> [EXERCISE BRIEF]: Whenever a line in the records below holds the string "Your", copy it out.

____ SUPPLIED INFORMATION

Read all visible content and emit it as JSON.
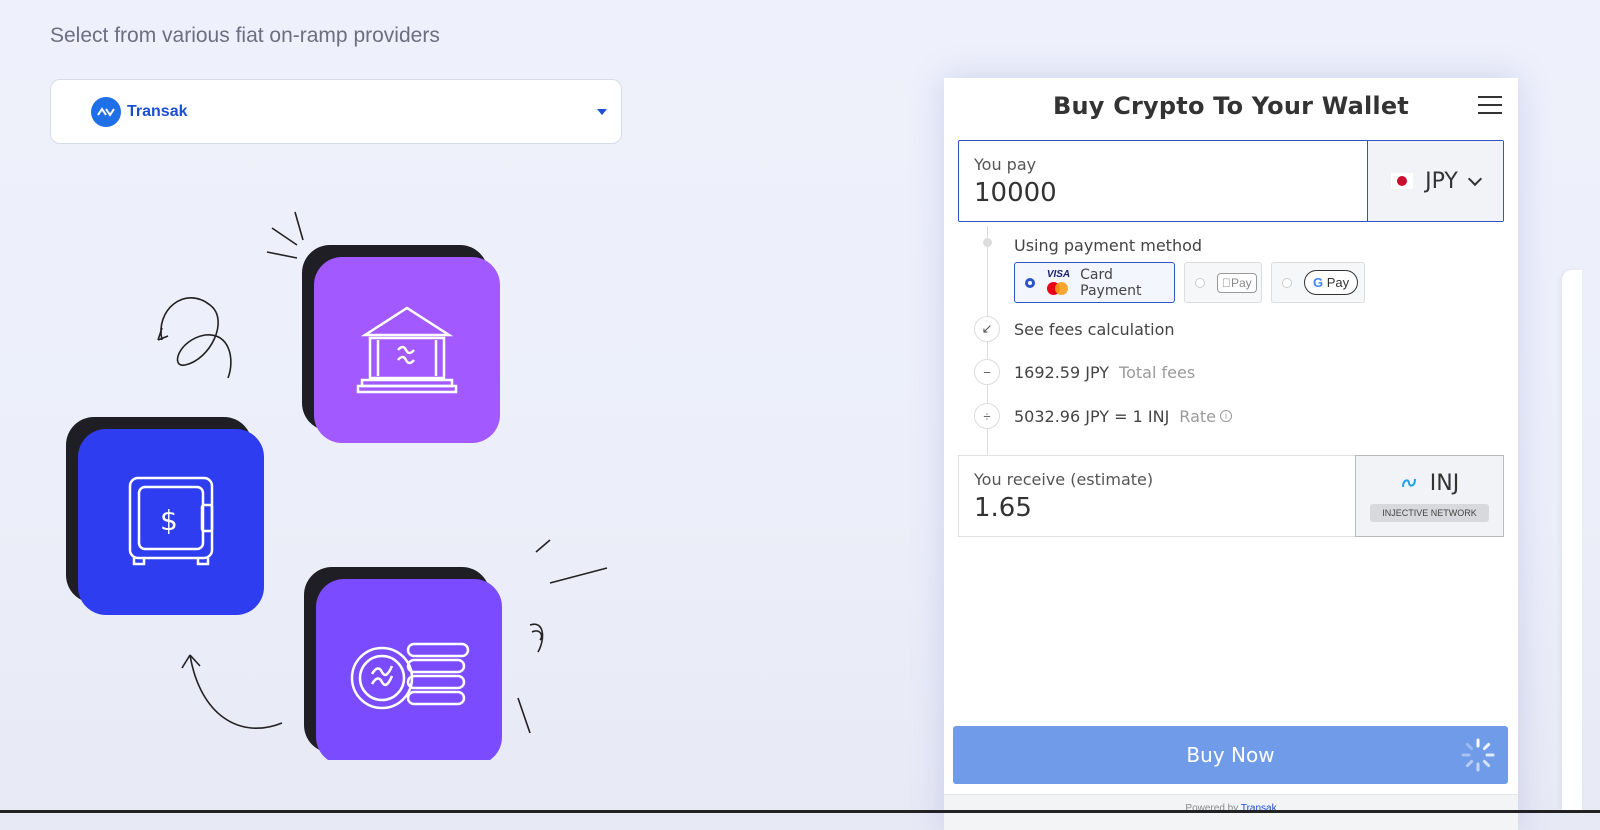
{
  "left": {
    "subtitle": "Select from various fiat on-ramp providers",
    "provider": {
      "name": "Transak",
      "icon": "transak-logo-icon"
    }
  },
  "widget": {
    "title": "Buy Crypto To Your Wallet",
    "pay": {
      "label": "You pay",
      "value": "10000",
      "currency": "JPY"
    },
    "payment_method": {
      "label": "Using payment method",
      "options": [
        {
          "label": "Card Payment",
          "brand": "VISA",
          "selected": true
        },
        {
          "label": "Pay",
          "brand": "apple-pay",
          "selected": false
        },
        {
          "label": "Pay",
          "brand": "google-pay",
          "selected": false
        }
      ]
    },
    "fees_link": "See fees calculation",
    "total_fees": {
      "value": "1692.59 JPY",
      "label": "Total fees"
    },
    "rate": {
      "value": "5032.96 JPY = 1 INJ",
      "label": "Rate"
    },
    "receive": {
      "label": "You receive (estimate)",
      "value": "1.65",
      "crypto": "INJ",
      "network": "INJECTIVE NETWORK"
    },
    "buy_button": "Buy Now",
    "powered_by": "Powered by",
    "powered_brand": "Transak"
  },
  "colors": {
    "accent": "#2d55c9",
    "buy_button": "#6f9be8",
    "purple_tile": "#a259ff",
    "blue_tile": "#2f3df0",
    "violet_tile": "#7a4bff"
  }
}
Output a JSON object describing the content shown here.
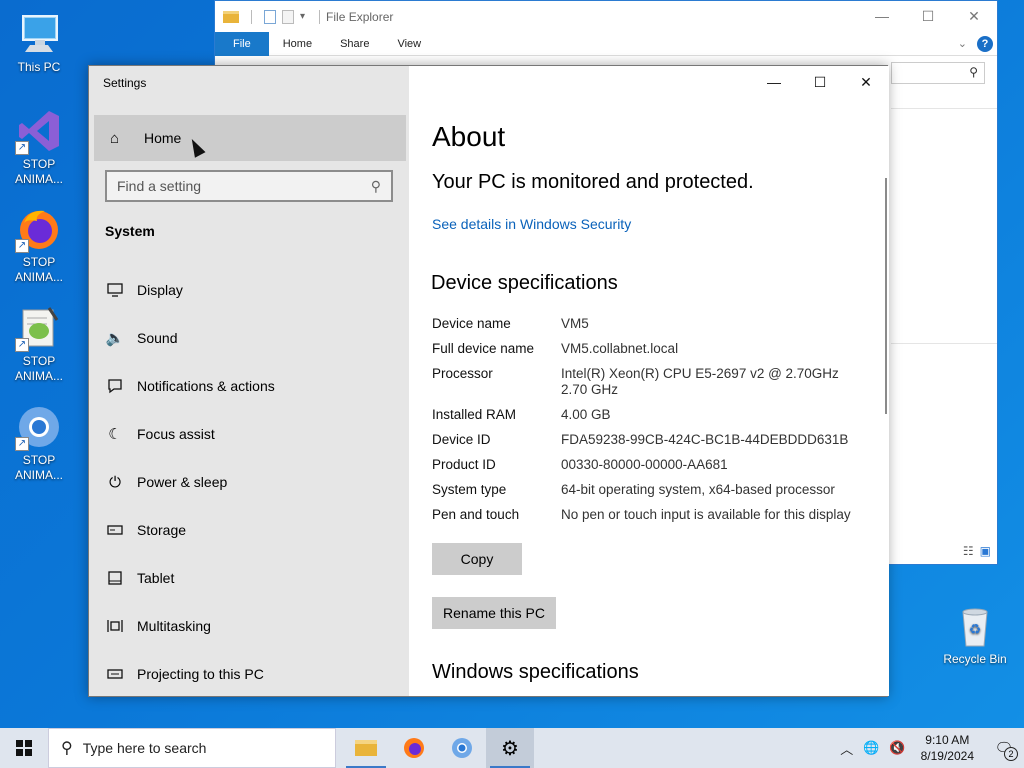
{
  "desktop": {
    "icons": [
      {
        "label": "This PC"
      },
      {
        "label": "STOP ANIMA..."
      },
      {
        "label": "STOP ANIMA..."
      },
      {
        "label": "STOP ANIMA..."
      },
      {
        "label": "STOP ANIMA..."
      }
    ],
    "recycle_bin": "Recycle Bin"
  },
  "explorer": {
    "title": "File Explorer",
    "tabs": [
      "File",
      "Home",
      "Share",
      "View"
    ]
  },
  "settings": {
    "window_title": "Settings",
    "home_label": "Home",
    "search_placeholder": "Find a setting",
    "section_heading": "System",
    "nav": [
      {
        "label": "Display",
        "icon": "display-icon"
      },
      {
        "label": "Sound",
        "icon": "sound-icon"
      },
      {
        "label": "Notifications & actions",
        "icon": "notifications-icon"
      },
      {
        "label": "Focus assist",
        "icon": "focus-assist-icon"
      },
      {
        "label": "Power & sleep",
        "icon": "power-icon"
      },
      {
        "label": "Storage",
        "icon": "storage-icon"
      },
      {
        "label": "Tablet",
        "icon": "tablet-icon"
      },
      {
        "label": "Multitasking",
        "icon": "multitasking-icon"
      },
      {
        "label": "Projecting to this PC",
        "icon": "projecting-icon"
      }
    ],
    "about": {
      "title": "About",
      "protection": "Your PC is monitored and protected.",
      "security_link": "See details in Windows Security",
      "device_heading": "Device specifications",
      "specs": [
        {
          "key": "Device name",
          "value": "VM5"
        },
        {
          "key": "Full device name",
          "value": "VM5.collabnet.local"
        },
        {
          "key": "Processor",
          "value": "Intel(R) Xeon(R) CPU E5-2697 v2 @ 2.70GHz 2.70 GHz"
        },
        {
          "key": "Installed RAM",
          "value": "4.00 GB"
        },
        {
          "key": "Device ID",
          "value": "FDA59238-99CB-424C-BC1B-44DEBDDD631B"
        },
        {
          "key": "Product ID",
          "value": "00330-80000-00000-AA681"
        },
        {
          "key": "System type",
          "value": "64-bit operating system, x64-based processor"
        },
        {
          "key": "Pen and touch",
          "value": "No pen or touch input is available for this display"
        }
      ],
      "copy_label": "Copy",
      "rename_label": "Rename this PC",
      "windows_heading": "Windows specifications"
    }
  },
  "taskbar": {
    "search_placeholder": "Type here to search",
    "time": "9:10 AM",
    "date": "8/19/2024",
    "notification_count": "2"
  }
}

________

> [ANSWER SPACE]:
    "title": "Buy Crypto To Your Wallet",
      "protection": "Your PC is monitored and protected.",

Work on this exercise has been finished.